- Upload the manuscript to Ingram Spark for the print and eBooks, and the audio to ACX for the audio book
- Total cost = $986.50
- Products Produced: hardback book, paperback book, eBook, audiobook
I am actually budgeting $1,200 for this project, so I have more than a 20% margin for extra costs. At the end of the project, I will have produced four products for about $300 each.
Assuming an average of $5 return per sale on any of those four products above, I would only need to sell 240 to break even.
Even if I don’t break even, using the process above, there are still several ministry benefits:
- Meeting the felt needs of the transcriptionist, editor, and seminary student by providing employment
- Putting sermon content in front of three people outside of my church, with an active engagement in that content
- Each product developed points back to my church as a form of advertising
Will the process outlined above lead to a quality level on par with a professionally edited and traditionally published book? I cannot guarantee that the answer is, “yes.” Even so, remember that it in the parable of the talents, the unfaithful steward’s primary fear was perfectionism.
2. Content Marketing Stewards Time
Beyond the weekly sermon, how many things to you find yourself saying over and over again, to different people, in different places? Some of this is unavoidable, and will always be part of doing ministry and building community. But some of this can be reduced by repurposing and repackaging content assets such as:
- the church newsletter
- the weekly bulletin
- elder meeting minutes (or the similar document for your church governance model)
- announcements during service
- church membership class
- bible study leadership training
We are still refining the process at Parkside, but automatically emailing the monthly church newsletter has already saved us a substantial amount of time in redundant communication. The tool that we use for this is MailChimp. We use the same tool each month to send reminder emails for people to submit their newsletter content, which saves even more time.
3. Content Marketing can be a Solution to Theological Famine
To be clear, maximizing the text content of your website can be a solution to theological famine. Here’s how:
Google’s stated mission is to “organize the world’s information and make it universally accessible and useful.” There are two steps to making that happen:
- Worldwide internet access (this is going to happen with or without the Church)
- Machine translation of the internet to all languages

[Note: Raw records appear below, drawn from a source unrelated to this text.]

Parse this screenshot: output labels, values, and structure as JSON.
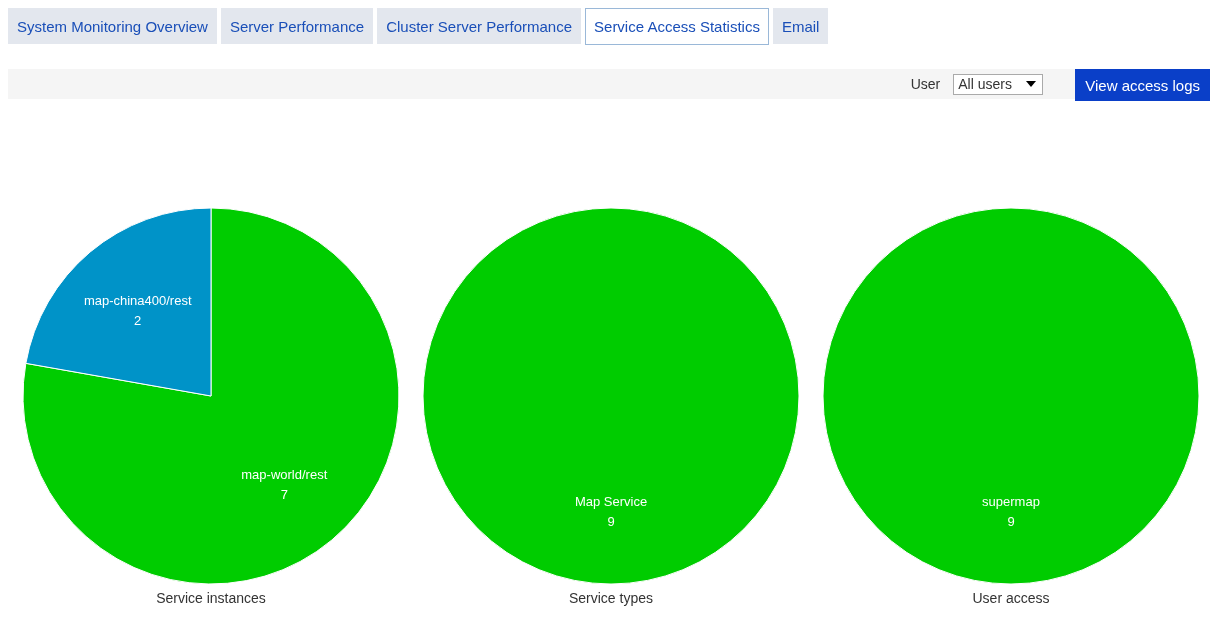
{
  "tabs": [
    {
      "label": "System Monitoring Overview",
      "selected": false
    },
    {
      "label": "Server Performance",
      "selected": false
    },
    {
      "label": "Cluster Server Performance",
      "selected": false
    },
    {
      "label": "Service Access Statistics",
      "selected": true
    },
    {
      "label": "Email",
      "selected": false
    }
  ],
  "toolbar": {
    "user_label": "User",
    "user_select": {
      "value": "All users"
    },
    "button": "View access logs"
  },
  "charts": [
    {
      "chart_data": {
        "type": "pie",
        "title": "Service instances",
        "data_labels": true,
        "categories": [
          "map-world/rest",
          "map-china400/rest"
        ],
        "values": [
          7,
          2
        ],
        "colors": [
          "#00cc00",
          "#0093c8"
        ]
      }
    },
    {
      "chart_data": {
        "type": "pie",
        "title": "Service types",
        "data_labels": true,
        "categories": [
          "Map Service"
        ],
        "values": [
          9
        ],
        "colors": [
          "#00cc00"
        ]
      }
    },
    {
      "chart_data": {
        "type": "pie",
        "title": "User access",
        "data_labels": true,
        "categories": [
          "supermap"
        ],
        "values": [
          9
        ],
        "colors": [
          "#00cc00"
        ]
      }
    }
  ]
}
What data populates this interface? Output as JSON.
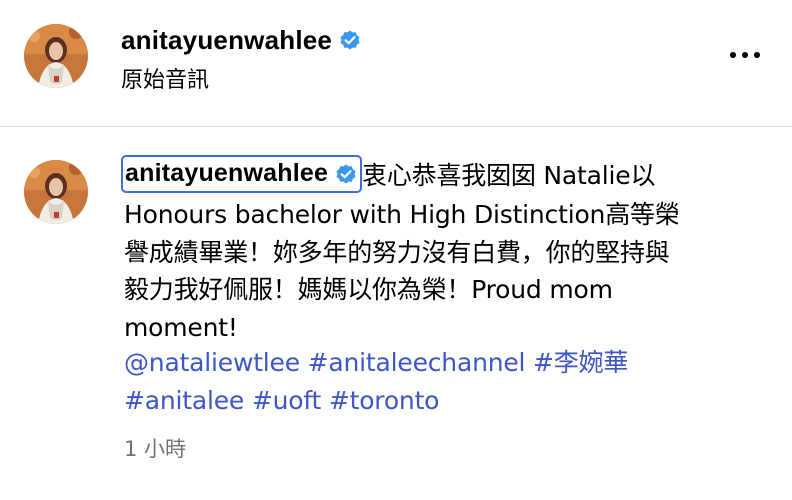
{
  "header": {
    "username": "anitayuenwahlee",
    "audio_label": "原始音訊",
    "more_label": "..."
  },
  "post": {
    "username": "anitayuenwahlee",
    "caption_line1": "衷心恭喜我囡囡 Natalie以",
    "caption_line2": "Honours bachelor with High Distinction高等榮",
    "caption_line3": "譽成績畢業！妳多年的努力沒有白費，你的堅持與",
    "caption_line4": "毅力我好佩服！媽媽以你為榮！Proud mom",
    "caption_line5": "moment!",
    "tags": [
      "@nataliewtlee",
      "#anitaleechannel",
      "#李婉華",
      "#anitalee",
      "#uoft",
      "#toronto"
    ],
    "timestamp": "1 小時"
  },
  "colors": {
    "verified_badge": "#3897f0",
    "link": "#3d56c8",
    "focus_ring": "#3b6fd8",
    "timestamp": "#737373",
    "divider": "#dbdbdb"
  },
  "icons": {
    "verified": "verified-badge-icon",
    "more": "more-options-icon"
  }
}
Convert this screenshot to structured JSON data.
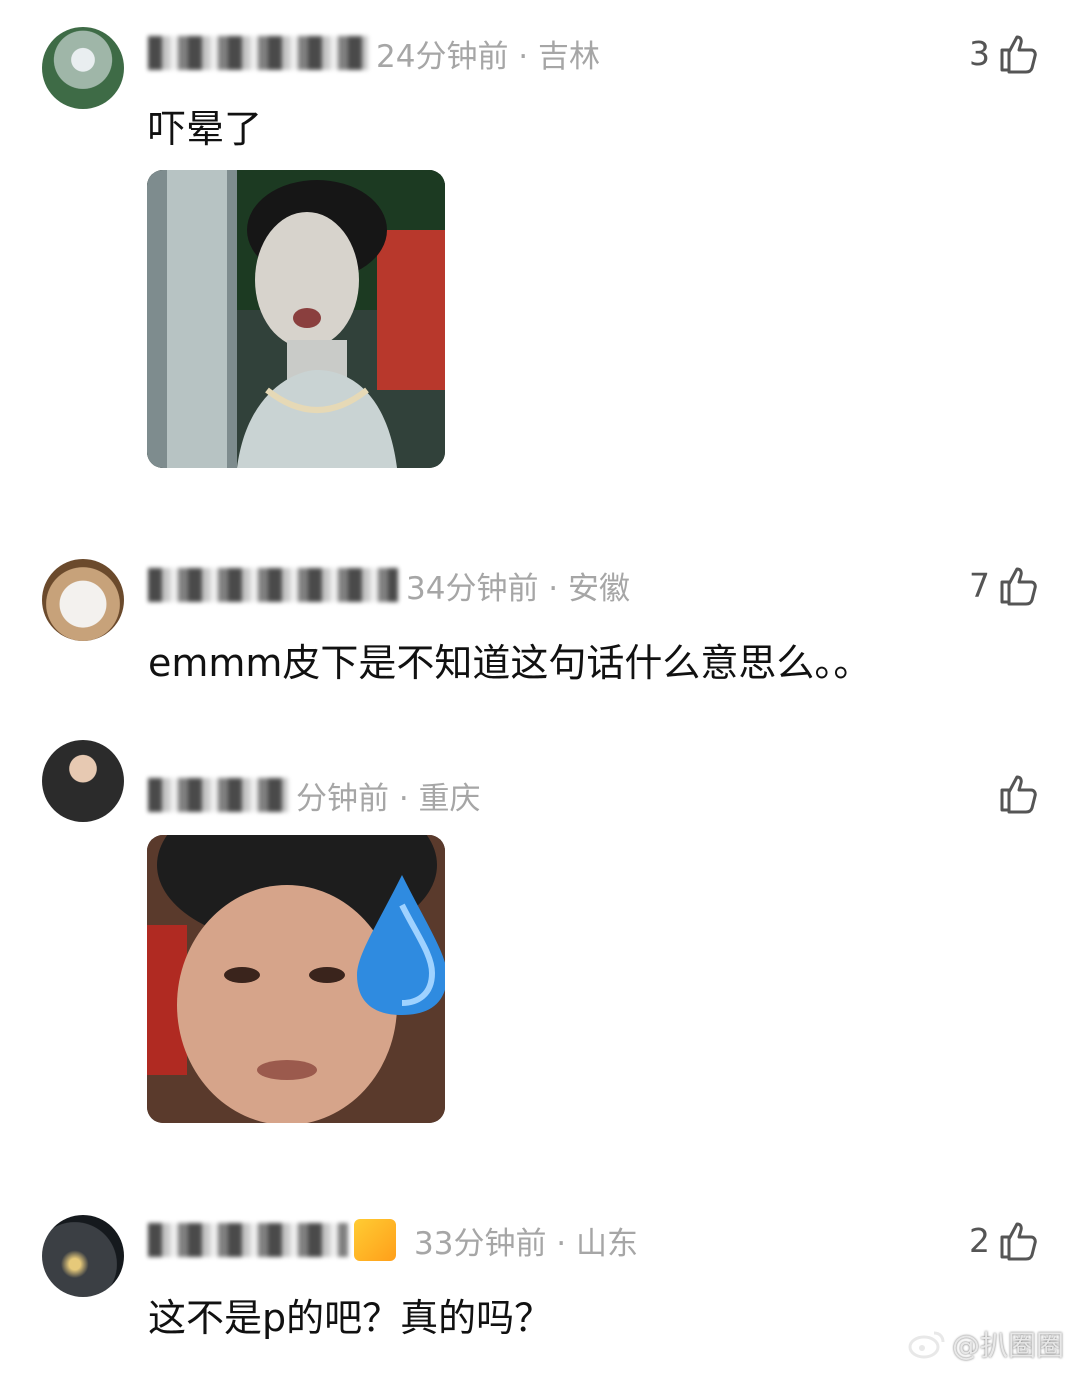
{
  "comments": [
    {
      "meta": "24分钟前 · 吉林",
      "likes": "3",
      "text": "吓晕了"
    },
    {
      "meta": "34分钟前 · 安徽",
      "likes": "7",
      "text": "emmm皮下是不知道这句话什么意思么。。"
    },
    {
      "meta": "分钟前 · 重庆",
      "likes": "",
      "text": ""
    },
    {
      "meta": "33分钟前 · 山东",
      "likes": "2",
      "text": "这不是p的吧？真的吗？"
    }
  ],
  "watermark": "@扒圈圈",
  "icons": {
    "like": "thumbs-up-icon",
    "weibo": "weibo-logo-icon",
    "badge": "fan-badge-icon"
  }
}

I know that machine translation is lower quality than human translation. And I believe that when it comes to the Gospel, any presentation is better than no presentation.
Here is the 7 step process that I suggest churches use to make their church website a solution to theological famine.
- Record every sermon
- Transcribe every sermon (hire people on Fiverr to keep it cheap)
- Use automated translation software on your website (read this article for how)
- Using Google Analytics, take note of the foreign language visits on your website
- Use the information from step 4 to prioritize languages for human translation
- Hire human translators to translate your website (you can hire translators of Fiverr too)
- Repeat 1-6 as often as possible
4. Content Stewardship is not Arrogance
My church averages only 50-60 people every Sunday. In a conversation with someone outside my church, they actually told me that I was being arrogant by trying to maximize the value of my church’s website, and trying to make my small church compete with larger ministries.
If that were true, then the unfaithful steward was actually being humble, and the master’s expectation of faithfulness was unfounded. The attitude that looks at deliberate effort to improve on something, and calls it “arrogance” is the same perfectionistic attitude that would wait for perfect conditions before trying anything.
Every church should do their best to steward the digital resources that God has made available to them. If you’re doing your honest best, and leaving the results to God, then you’re being faithful. You are only being arrogant if you do your best and then expect someone else’s results.